Forget breakfast in bed – the first meal of our day was about to arrive in serious style: floating in our private pool.
We’re in a luxury adults-only glamping retreat on a Thai island most people have never heard of.
Koh Yao Noi is often described as an untouched paradise of Thailand; almost unbelievable given it’s only a 30-minute boat ride from the holiday hotspot of Phuket, which has been ruined by mass tourism.
The just-opened 9 Hornbills luxury glamping retreat is one of a smattering of resorts on the island which overlook the stunning Phang Nga Bay – featuring dozens of towering limestone islands that jut dramatically straight out of the water.
The resort has 7 large African-style safari tents set on a hill a few hundreds metres away from the beach – which you zip down to with a golf buggy.
The retreat is designed to give a real camping-type experience.
It is even equipped with an outdoor shower.
But luxury is never far away with features like his and her bathroom sinks inside the tent.
We’d ordered our floating breakfast for 6.30am – alarmingly ambitious for a sleepy tropical island.
But as the first rays of light reflected off the emerald-green bay, our elaborate breakfast was being setup in the pool.
By the time we emerged from the tent an eggs benedict, fruit salad, omelet, fresh coconut, fruit juices and a latte were all floating in a large tray on our pool.
While the breakfast was stunning, it’s easy to be distracted by the backdrop of Phang Bay.
But the islands are much more than beauty.
They’re a treasure trove for brave hunters who risk their lives to make a fortune.
It takes just 20-minutes to reach the first island by long tail boat – and with it emerges a clue as to their mysterious use: wedged along the cliffs of the limestone rock face are tiny bamboo ladders which disappear precariously into dark holes.
The islands are a nesting spot for swiftlets, and the nest – made out of the birds saliva – sell for huge sums all throughout Asia, sometimes more than $2000 a kilo.
They are used to make bird’s nest soup; reputed to be highly nutritious.
A number of islands even have small caves where nest collectors live for a few months each year.
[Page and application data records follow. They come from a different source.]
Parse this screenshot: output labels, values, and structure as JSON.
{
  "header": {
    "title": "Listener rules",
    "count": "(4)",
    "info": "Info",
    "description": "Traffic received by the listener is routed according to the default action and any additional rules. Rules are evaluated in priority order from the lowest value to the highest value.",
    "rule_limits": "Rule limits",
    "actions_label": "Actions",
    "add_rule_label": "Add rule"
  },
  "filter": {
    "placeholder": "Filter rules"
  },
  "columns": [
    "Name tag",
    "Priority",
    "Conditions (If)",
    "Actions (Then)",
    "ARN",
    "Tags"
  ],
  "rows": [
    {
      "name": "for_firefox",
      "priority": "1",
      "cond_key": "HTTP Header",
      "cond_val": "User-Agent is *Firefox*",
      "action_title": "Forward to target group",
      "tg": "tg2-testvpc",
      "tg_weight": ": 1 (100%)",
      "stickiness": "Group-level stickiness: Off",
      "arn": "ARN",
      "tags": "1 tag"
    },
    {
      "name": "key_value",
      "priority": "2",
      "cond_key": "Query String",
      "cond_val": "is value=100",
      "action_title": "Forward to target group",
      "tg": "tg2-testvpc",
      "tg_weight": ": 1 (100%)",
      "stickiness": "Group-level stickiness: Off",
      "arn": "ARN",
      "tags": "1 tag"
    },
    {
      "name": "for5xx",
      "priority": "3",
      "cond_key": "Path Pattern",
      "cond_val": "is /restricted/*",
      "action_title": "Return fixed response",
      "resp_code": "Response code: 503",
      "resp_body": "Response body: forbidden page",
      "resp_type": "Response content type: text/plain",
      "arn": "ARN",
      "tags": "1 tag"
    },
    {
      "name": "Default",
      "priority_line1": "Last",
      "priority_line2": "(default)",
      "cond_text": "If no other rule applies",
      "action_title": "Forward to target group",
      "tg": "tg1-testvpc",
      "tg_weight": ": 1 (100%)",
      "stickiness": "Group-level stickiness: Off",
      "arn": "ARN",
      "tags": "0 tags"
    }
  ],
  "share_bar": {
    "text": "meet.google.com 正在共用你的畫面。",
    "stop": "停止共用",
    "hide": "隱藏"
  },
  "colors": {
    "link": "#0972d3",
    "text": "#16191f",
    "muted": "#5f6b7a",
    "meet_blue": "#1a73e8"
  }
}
It’s dangerous work; some collectors are killed from nasty falls.
Aside from getting an insight into the lives of nest collectors, the islands also have dozens of small secluded beaches and hidden lagoons you can spend the day exploring.
Back at the lodge, after a long day exploring, a candlelit dinner is being prepared for us to enjoy under the star
The island has a sense of calm that’s pretty hard to find anywhere in Thailand: it’s quiet, underdeveloped and a place where most locals still rely on a traditional way of life.
Get there and experience it before everyone else discovers it too.